When considering these 2 raid options there are a few points you’ll want to consider before making your final choice.
The first to consider is your data, so ask yourself these questions:
- Is it critical data that your data be recoverable?
- Do you have backups of your data that can be restored if something happens?
- Do you want some kind of redundancy and the ability to have a failed drive replaced without your data being destroyed?
If you have answered yes to most of these, you are going to want to look at a Raid 1 configuration. With a Raid 1 you have 2 drives of like size matched together in an array, which consists of an active drive and a mirror drive. Either of these drives can be replaced should one go bad without any loss of data and without taking the server offline. Of course, this assumes that the Raid card that you are using is up to date on it’s firmware and supports hot swapping.
If you answered no to most of these questions other than the backup question (you should always have backups), a Raid 0 set-up is probably sufficient. This is used mostly for disk access speeds and does not contain any form of redundancy or failover. If you have a drive failure while using a Raid 0 your data will be lost 99% of the time. This is an unsafe Raid method and should only be used when the data contained on the array is not critical in anyway. Unfortunately with this solution there is no other course of action that can be taken other than replacing the drives and rebuilding a fresh array.

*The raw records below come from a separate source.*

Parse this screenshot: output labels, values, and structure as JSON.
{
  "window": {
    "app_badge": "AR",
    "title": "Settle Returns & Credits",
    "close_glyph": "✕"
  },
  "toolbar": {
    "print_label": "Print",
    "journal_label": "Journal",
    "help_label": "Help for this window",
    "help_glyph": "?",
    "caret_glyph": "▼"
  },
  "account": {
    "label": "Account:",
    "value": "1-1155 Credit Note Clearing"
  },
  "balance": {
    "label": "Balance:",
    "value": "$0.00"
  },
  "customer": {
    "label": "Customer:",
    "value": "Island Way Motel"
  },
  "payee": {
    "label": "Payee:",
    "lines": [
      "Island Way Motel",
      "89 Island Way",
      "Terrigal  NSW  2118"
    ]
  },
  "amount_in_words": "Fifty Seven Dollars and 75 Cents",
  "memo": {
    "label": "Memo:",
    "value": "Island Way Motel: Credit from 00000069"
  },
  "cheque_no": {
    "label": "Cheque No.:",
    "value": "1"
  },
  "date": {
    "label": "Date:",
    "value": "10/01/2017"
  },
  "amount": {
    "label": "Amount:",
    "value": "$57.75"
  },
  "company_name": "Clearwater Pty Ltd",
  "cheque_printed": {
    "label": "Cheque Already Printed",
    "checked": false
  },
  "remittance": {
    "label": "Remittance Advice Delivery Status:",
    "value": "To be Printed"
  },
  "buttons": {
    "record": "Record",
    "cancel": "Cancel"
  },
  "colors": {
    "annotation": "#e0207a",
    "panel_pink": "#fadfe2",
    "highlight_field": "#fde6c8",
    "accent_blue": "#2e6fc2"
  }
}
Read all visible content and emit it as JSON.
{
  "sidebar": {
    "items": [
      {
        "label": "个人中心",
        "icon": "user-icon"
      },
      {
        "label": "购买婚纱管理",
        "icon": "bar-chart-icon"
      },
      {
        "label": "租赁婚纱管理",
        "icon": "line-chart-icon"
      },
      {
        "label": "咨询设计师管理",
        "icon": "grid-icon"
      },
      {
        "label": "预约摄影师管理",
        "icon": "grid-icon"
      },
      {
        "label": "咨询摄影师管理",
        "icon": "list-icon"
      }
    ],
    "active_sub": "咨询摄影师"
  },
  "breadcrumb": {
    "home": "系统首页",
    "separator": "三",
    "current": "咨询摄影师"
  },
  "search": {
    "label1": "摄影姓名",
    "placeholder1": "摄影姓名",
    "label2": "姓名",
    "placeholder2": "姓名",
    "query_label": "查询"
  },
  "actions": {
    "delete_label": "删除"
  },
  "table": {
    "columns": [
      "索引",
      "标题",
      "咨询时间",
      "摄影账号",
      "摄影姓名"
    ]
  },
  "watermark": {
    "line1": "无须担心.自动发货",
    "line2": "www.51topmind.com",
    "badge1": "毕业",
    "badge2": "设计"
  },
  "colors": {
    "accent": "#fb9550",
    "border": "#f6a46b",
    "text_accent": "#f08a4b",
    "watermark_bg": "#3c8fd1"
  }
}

I hope this helps to clear up some of the confusion regarding these 2 Raid options. There are several other levels of Raid which I would suggest fully researching before you consider using one of them.